- learn to modify unhealthy relationship patterns involving the patient.
- pressure the patient for change.
It can also be useful to have a few couple or family sessions at times when individual treatment has bogged down.
Preparation should include some anticipation of the likely effect that including others in the session can have, and a plan to review the family or couple session with the patient in subsequent individual sessions. Different patients will have different reactions, including a sense that you have abandoned them, that you have given them or the others more attention or credibility, that you will or should fight their family battles for them, and so on.
IN TIMES OF CRISIS
See Section 26 regarding informing others of dangers. If others are already involved in helping the patient, then if the patient experiences a crisis, he/she will be more likely to call on them for help, and they will be more likely to give it.
21c. Formats for Involving Others
Others can be involved in a wide variety of ways, depending on their needs and the needs of your patient.
If you decide to continue working with your patient individually, you can –
- see others individually also. The others can be seen either as adjunctive to treatment of the identified patient, or they can have their own therapy. If they are adjunctive, that point should be clear. If you see them for their own treatment, it can be valuable to hear reports of family interactions from multiple perspectives and can give you a richer overall understanding of each of the family members. It can also raise issues of conflict of interest for you when two or more people have conflicting needs and perspectives.
- send others to a different therapist or therapists for their own individual treatment. Depending on when in the treatment process you do this, it can lead to feelings of rejection on the part of the patient referred out. At the same time, it can avoid some potential conflicts. You can coordinate treatment with the other therapist as needed.
- have others in to the patient’s sessions individually or as a family as needed, to provide information or to work on specific issues in their relationships.
- send others to Al-Anon or Al-a-Teen for support.
You may decide to combine individual sessions with ongoing couple or family therapy. In this case, you can
- work with your patient in parallel with the family work. As in dealing with different individuals, you get multiple perspectives but family members tend to assume that the identified patient has special priority to you. At the same time, the identified patient has to cope with changes in you as you switch from individual therapist to family therapist and back.

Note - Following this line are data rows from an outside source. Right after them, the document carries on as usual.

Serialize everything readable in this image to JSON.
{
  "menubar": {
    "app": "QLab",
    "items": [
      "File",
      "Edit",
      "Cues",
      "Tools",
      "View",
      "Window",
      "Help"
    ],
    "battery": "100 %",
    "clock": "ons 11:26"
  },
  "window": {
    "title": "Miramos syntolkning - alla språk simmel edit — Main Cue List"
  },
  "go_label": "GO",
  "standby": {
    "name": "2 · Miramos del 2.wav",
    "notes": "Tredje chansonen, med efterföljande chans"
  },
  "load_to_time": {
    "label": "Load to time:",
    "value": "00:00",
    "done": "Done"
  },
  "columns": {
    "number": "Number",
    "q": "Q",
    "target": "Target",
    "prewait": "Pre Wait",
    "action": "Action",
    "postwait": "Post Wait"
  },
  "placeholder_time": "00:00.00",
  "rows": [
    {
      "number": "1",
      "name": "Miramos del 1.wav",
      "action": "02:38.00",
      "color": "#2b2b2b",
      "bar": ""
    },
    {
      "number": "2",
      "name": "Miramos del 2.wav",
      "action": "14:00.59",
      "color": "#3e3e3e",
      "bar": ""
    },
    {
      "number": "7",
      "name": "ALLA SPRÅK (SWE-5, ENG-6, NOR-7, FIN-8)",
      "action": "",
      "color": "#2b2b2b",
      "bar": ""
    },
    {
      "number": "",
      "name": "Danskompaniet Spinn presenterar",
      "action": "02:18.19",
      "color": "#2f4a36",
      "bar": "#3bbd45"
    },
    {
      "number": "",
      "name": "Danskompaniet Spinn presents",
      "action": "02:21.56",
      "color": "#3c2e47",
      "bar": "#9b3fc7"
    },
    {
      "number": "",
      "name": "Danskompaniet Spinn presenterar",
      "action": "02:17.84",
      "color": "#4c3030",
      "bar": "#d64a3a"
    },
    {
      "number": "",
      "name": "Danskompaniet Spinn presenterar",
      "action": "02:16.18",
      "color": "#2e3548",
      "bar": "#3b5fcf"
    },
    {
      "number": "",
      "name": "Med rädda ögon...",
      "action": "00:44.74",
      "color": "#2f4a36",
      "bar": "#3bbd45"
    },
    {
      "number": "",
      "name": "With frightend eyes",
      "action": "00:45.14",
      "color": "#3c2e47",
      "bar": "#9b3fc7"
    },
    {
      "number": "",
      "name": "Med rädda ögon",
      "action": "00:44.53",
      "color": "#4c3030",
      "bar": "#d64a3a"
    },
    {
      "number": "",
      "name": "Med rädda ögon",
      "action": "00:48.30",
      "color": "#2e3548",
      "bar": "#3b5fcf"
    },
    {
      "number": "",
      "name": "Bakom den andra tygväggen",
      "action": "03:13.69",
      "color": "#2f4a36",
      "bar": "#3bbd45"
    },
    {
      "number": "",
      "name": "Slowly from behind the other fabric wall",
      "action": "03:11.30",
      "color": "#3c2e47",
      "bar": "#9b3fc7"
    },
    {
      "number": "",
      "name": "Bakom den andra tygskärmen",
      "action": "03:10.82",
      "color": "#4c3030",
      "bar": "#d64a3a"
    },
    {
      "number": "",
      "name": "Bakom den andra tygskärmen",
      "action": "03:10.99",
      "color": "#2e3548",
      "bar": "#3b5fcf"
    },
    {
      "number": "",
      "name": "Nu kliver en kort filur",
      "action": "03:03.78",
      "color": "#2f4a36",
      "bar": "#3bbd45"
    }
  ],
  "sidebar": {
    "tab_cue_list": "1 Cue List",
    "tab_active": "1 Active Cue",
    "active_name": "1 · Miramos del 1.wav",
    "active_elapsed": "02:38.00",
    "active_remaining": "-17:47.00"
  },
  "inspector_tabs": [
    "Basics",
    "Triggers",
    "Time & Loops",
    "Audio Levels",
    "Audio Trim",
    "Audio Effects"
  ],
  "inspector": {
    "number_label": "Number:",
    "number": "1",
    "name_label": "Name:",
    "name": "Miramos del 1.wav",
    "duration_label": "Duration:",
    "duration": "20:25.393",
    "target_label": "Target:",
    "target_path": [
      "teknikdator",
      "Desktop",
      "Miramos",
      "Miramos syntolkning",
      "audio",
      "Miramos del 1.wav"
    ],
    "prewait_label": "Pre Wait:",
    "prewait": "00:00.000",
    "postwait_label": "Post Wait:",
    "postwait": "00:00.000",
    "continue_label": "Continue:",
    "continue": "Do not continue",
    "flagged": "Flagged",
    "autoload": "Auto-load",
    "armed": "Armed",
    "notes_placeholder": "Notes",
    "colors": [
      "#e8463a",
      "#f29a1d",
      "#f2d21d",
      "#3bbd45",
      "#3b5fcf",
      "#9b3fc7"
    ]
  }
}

- send them to another therapist to deal with family issues. If you send them as a family, your patient may or may not be included in those family sessions. Here it can be valuable for you to keep in regular contact with the family therapist.
You can include others directly with the patient in family sessions. Here the family becomes the patient and individual work is adjunctive to it. Options include having the family sessions –
- with the patient.
- without the patient’s involvement, if necessary.
21d. Keeping Records
Any time that you contact others about your patient, whether it be about dangers that the patient may be facing him/herself or creating for them, you should make a record of it in the patient’s file, including details of who was contacted, what was said, when, under what circumstances, etc.
You should also record your discussion and your patient’s reaction in the non-notes section of his/her record, so that you can refer to it later on if necessary, without having to disclose your own therapy notes.